Colleges try to admit students who possess characteristics that are indicative of their ability to earn passing grades at the institution in their chosen major. Students who lack academic ability cannot benefit from the education being offered. Often students' failure can mean that a college program may be admitting students who are not able, or the program may be failing to provide necessary support services to those who are able. Therefore, it is to the best interests of the institution and the student to assess accurately the applicant's potential to succeed at the institution (Gutmann, 1987). Specifically, institutions hope to predict the first semester college grade point average (GPA), because students who fail during the first semester of college often also fail to continue on toward graduation (Astin, 1993; Tinto, 1993; Richards et al, 1999). Unfortunately, predicting academic success in college is difficult, and students from various backgrounds possess individual characteristics (Lovegreen, 2003) and abilities that make this assessment even more difficult (Astin, 1993).
High school grades provide college admission officers one good indication of student academic ability (Astin, 1993). However, they are not necessarily a good means of comparing students' experiences and achievements. This is because high school grades reflect the standards and quality of a particular school or school system. These standards differ according to region, school district and even individual schools. These between-school differences are not reflected in high school grades.

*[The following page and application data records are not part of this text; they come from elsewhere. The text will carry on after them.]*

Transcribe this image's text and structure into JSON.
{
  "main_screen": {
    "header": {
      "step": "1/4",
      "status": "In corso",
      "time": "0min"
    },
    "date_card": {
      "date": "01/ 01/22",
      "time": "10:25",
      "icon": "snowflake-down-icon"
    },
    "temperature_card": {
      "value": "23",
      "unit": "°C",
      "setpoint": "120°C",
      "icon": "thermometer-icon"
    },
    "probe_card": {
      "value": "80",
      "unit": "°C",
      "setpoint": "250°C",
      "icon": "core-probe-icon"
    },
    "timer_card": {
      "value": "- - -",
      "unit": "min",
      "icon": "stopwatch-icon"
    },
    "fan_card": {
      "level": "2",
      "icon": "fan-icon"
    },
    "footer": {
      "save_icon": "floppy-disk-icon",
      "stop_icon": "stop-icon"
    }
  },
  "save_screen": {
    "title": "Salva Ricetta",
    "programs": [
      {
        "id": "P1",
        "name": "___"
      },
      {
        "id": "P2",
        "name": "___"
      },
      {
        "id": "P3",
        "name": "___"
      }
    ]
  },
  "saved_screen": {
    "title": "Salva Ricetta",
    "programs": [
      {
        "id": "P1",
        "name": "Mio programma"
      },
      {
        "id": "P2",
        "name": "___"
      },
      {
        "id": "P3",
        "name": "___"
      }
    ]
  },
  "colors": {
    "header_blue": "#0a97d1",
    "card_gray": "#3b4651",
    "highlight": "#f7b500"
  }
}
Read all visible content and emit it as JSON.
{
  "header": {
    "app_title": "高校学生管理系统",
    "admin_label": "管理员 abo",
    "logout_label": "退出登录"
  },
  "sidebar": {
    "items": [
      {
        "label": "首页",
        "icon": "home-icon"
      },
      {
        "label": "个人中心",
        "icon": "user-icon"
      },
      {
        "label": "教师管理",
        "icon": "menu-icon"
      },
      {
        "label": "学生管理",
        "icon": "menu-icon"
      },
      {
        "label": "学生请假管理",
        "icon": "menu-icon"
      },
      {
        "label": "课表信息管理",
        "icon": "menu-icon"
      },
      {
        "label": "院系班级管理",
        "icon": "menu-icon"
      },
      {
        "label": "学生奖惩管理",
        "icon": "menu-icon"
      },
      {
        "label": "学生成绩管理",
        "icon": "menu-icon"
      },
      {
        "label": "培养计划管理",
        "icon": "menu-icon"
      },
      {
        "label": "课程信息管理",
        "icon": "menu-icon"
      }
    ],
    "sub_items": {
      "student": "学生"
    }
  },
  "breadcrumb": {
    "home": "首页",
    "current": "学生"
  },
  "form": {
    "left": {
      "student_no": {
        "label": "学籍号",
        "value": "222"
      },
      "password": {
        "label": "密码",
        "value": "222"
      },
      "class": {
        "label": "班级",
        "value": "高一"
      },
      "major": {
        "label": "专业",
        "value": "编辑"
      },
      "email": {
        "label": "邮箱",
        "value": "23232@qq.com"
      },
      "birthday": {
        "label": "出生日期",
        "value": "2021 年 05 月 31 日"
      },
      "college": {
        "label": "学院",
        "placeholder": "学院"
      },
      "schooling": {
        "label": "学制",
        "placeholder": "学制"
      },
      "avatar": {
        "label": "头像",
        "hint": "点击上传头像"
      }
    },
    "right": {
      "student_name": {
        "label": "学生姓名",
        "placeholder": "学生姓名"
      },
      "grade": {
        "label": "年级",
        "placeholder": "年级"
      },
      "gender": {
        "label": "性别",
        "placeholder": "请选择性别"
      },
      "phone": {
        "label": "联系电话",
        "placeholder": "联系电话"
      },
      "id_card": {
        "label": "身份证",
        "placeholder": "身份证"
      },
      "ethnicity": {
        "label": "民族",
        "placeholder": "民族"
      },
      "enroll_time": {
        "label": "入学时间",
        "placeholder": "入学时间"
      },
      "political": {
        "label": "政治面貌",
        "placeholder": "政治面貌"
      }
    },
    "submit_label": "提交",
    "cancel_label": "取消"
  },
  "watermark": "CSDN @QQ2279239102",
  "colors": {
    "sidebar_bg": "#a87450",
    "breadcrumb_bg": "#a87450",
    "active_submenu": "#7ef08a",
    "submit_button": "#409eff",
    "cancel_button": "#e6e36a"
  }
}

Therefore, using high school grades alone does not give admission officers a clear indication of how applicants across various educational systems compare to one another in ability (Burton & Ramist, 2001).
To solve this problem, a system of standard examinations was created to provide an assessment of the cognitive ability of potential students. These standard tests are normally offered by corporations that are unaffiliated with any educational institution or government agency in order to provide a consistent measure by which colleges can compare student ability (Willingham, 1985; Willingham et al, 1990). Standardised tests provide a quantitative measure with a focus on student ability in mathematics, analytical reasoning, verbal and writing skills that are not associated with a particular high school curriculum (Etzkowitz et al, 2000).
2 CEPA TEST IN UAE HIGHER EDUCATION
The Common Educational Proficiency Assessment (CEPA) began as a joint venture between the National Admissions and Placement Office (NAPO) in the Ministry of Higher Education and Scientific Research and the three higher education institutions in the United Arab Emirates (UAE): UAE University, Higher Colleges of Technology (HCT) and Zayed University. The ownership of CEPA by the three higher education institutions and Ministry of Higher Education and Scientific Research is registered at the Ministry of Economics. CEPA was developed originally to facilitate the placement of students for English language study purposes across the three higher education institutions.
From 2006, CEPA-English has been used to determine eligibility for placement into Higher Diploma and Bachelor's degree courses. Applicants must achieve a minimum score of 150 on CEPA-English, in addition to a minimum average of 70% on the GSC exam or equivalent, to be eligible for Bachelors' programs at the three institutions, and Higher Diploma programs at the HCT. Those scoring less than 150 on CEPA-English are automatically transferred to the HCT Diploma. Since 2006, CEPA has also included a mathematics component in order to facilitate the placement of students into mathematics courses at the three higher educational institutions. CEPA-Maths is used for placement in foundation mathematics programs only, and not for selection. However, CEPA-Maths is a compulsory part of the application process, and students without a CEPA-Maths score will not be considered eligible for higher education courses. …